"In Bern, a consumer survey found that clients coming by bike create 7 500 EUR of revenue per square metre of dedicated parking space, while car drivers only brought 6 625 EUR."

Thankfully, the phenomenon isn't limited to Europe. In bicycling-centric Davis, California, a study of the first 1,900 shopping trips to a new store found "cyclists spend $250 per month, car drivers only $180."

Until ECF did their study -- and you can see the data and assumptions they used to make their calculations in the report -- it was pretty much assumed that bicycling shoppers were few and far between and their economic impact minimal. This was due, in part, to retailers under-estimating the share of clients coming by bicycle versus by car, which they usually over-estimated. That the study discovered is that while shoppers arriving by car might "spend more per visit" they tended to shop less frequently. In contrast,

"Clients coming by bike spend more than those coming by car, be it during a certain time period or related to the parking space that has to be provided for them."

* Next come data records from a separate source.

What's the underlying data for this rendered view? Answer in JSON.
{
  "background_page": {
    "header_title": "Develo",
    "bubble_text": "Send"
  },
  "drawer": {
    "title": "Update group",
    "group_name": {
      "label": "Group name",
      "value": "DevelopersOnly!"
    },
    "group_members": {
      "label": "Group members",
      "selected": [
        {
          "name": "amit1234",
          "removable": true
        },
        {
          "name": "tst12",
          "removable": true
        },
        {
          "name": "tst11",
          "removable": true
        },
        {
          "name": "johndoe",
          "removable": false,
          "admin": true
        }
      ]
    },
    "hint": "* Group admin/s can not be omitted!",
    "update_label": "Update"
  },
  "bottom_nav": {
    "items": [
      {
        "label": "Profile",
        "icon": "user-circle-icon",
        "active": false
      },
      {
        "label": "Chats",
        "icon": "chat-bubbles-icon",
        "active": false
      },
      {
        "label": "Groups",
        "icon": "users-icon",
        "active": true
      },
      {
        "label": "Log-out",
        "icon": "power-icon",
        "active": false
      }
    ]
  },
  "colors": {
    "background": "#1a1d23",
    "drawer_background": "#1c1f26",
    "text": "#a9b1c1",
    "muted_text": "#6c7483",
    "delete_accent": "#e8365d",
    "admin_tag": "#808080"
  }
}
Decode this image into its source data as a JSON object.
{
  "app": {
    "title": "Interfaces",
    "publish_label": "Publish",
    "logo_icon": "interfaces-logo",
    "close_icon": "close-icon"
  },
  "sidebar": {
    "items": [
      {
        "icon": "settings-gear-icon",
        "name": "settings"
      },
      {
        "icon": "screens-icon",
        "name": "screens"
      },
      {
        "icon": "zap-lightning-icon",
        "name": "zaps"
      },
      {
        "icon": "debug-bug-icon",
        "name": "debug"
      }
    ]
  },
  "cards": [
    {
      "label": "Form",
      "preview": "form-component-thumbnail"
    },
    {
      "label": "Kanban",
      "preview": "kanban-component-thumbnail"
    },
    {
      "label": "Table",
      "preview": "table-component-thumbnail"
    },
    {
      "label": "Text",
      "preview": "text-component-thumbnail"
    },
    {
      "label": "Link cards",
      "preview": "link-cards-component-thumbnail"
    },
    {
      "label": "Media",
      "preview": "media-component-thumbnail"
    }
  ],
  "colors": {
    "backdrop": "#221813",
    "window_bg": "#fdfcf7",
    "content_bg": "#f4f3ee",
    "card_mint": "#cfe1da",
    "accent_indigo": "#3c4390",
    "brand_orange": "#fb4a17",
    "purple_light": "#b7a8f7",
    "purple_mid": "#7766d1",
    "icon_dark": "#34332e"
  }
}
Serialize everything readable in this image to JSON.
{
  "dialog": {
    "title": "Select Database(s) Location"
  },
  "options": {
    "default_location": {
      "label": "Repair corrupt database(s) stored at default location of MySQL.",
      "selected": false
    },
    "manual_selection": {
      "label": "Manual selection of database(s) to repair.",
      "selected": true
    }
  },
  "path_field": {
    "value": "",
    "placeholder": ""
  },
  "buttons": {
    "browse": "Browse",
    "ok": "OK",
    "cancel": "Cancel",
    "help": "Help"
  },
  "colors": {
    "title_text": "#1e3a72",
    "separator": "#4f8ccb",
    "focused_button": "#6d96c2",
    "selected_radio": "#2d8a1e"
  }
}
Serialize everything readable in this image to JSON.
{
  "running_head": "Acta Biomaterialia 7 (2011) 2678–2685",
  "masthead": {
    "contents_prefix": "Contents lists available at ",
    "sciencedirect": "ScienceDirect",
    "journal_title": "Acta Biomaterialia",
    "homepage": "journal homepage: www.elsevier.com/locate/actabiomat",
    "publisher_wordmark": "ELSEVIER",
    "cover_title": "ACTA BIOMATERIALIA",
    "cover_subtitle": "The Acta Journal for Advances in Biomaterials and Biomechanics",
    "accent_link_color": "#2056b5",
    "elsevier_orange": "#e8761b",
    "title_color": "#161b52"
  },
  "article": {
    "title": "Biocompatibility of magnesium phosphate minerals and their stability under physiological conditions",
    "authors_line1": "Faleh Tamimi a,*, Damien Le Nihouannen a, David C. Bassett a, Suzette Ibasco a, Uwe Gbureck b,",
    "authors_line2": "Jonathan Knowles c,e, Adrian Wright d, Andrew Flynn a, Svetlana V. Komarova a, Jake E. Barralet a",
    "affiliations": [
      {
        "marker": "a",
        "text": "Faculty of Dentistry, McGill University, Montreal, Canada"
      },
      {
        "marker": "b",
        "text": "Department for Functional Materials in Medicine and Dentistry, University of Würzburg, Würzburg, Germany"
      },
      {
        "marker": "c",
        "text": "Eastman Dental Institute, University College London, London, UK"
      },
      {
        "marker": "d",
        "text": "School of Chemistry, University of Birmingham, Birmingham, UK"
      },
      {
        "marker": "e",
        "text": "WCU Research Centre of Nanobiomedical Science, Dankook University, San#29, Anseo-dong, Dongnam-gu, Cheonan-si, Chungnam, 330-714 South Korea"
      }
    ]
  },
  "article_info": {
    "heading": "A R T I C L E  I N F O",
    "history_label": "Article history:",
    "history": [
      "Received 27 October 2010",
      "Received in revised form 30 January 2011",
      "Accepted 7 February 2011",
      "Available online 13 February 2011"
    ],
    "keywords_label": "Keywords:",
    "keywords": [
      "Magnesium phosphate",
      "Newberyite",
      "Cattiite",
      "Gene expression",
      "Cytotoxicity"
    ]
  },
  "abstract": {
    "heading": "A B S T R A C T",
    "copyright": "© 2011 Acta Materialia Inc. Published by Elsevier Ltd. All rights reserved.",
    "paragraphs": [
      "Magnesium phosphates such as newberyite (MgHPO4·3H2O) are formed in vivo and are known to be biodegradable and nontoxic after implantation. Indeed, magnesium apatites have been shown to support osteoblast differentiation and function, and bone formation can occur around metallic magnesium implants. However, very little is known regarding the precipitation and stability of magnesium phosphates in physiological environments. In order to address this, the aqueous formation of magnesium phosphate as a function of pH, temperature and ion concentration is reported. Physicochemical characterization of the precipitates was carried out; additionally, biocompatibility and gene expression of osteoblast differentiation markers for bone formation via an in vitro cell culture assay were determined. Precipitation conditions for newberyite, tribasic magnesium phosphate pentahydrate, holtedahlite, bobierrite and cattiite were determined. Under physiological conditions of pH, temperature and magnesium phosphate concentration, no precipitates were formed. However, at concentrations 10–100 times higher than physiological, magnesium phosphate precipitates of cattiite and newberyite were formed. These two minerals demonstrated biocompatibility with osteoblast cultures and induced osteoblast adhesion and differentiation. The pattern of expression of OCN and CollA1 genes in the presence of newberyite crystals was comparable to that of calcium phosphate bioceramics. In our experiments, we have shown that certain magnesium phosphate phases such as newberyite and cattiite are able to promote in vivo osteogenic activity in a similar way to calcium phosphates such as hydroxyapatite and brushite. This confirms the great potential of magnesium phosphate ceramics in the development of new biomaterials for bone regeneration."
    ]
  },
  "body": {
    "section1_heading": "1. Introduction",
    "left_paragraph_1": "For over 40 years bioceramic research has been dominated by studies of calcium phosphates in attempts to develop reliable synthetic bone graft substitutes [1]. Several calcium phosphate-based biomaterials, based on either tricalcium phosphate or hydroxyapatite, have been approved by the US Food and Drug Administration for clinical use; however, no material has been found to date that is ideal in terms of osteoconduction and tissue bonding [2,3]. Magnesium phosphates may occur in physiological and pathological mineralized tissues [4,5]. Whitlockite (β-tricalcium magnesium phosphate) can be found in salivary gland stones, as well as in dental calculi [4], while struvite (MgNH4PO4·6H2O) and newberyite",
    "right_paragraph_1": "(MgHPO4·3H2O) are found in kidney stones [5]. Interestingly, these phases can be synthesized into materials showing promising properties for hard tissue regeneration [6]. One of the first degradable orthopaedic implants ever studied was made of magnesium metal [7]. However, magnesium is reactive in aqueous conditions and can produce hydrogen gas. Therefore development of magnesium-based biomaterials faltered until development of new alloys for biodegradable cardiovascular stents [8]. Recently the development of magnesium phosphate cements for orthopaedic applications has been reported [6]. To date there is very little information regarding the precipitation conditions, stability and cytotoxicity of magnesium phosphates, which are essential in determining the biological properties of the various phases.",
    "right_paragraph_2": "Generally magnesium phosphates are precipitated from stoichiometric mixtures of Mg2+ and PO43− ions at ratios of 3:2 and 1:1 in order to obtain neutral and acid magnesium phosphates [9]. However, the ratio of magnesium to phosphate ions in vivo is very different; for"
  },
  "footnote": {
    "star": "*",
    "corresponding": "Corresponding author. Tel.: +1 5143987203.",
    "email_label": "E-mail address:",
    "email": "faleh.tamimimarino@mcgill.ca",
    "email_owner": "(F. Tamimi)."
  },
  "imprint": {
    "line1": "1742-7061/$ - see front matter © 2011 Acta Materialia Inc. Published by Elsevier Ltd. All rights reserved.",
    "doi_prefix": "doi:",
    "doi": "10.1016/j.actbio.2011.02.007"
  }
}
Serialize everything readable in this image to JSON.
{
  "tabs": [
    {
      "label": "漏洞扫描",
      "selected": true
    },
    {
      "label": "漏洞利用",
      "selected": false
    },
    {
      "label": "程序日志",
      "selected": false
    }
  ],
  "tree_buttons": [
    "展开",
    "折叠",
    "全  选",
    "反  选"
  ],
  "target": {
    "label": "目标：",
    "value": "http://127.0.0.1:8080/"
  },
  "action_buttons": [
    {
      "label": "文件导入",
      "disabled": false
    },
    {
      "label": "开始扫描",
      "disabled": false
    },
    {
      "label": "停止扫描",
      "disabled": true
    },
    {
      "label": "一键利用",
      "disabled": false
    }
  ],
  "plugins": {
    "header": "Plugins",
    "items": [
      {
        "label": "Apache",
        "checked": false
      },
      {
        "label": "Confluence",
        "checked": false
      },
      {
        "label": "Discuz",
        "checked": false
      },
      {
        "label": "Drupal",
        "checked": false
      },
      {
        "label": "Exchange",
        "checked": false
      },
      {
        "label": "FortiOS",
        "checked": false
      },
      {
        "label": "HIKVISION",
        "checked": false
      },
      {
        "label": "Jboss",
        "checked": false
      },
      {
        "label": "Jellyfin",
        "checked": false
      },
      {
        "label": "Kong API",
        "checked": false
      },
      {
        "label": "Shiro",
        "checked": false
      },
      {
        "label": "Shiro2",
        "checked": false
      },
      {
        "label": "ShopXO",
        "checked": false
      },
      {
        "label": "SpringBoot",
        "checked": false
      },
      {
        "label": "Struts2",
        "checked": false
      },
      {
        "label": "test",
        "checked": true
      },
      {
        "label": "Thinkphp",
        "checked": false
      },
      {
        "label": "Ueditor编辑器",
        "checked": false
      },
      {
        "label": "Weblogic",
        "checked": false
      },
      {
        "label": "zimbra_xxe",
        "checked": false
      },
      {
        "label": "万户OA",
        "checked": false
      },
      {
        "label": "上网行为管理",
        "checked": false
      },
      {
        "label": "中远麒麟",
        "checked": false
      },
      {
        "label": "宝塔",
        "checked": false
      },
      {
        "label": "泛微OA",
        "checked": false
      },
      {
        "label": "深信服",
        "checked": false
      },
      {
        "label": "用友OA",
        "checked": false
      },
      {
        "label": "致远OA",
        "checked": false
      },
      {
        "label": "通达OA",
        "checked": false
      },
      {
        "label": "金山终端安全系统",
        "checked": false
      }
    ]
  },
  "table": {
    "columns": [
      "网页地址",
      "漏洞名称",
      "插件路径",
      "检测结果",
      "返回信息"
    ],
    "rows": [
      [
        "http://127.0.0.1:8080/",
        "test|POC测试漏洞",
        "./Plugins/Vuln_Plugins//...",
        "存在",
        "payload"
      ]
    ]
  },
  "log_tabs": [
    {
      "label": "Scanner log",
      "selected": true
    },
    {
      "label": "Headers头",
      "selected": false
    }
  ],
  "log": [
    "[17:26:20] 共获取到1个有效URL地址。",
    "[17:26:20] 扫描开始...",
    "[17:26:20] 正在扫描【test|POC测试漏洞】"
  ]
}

The ECF extrapolated from various EU data sets that "At the moment, customers going shopping by bike account for a consumption volume [of] €111 billion (US$11.43 billion) in the EU-28." They further noted that doubling the "modal share" - the percent of trips made by a type of transport: cars, buses, bikes, etc. - would significantly boost the economics of "city centers, towns and villages all over Europe."

In addition to the jobs created by the cycling industry, estimated at some 650,000 payrolls, the report also pointed out that the economic benefits of improved health and "reduced mortality" amounted to between €114-121 billion. The benefits of easing traffic congestion adds a further €25 billion to the bottom-line.

Perhaps most encouraging of all, despite retailer concerns that giving more space to pedestrians and cyclists, while lessening that offered cars, would seriously harm business, it was found that such a policy is "more than compensated for by the clients that come by foot or by bike afterward."

Which makes what's happen on the other side of my little town really interesting. A developer is tearing up several acres of asphalt what used to be one of those sprawling strip mall parking lots, this one once anchored by a long-shuttered Walmart. The plan? To convert it into new multi-use space for residences, businesses and public space: meaning fewer cars and more people and… hopefully, more bikes.

Posted By: Bill Moore [03-Jan-2017]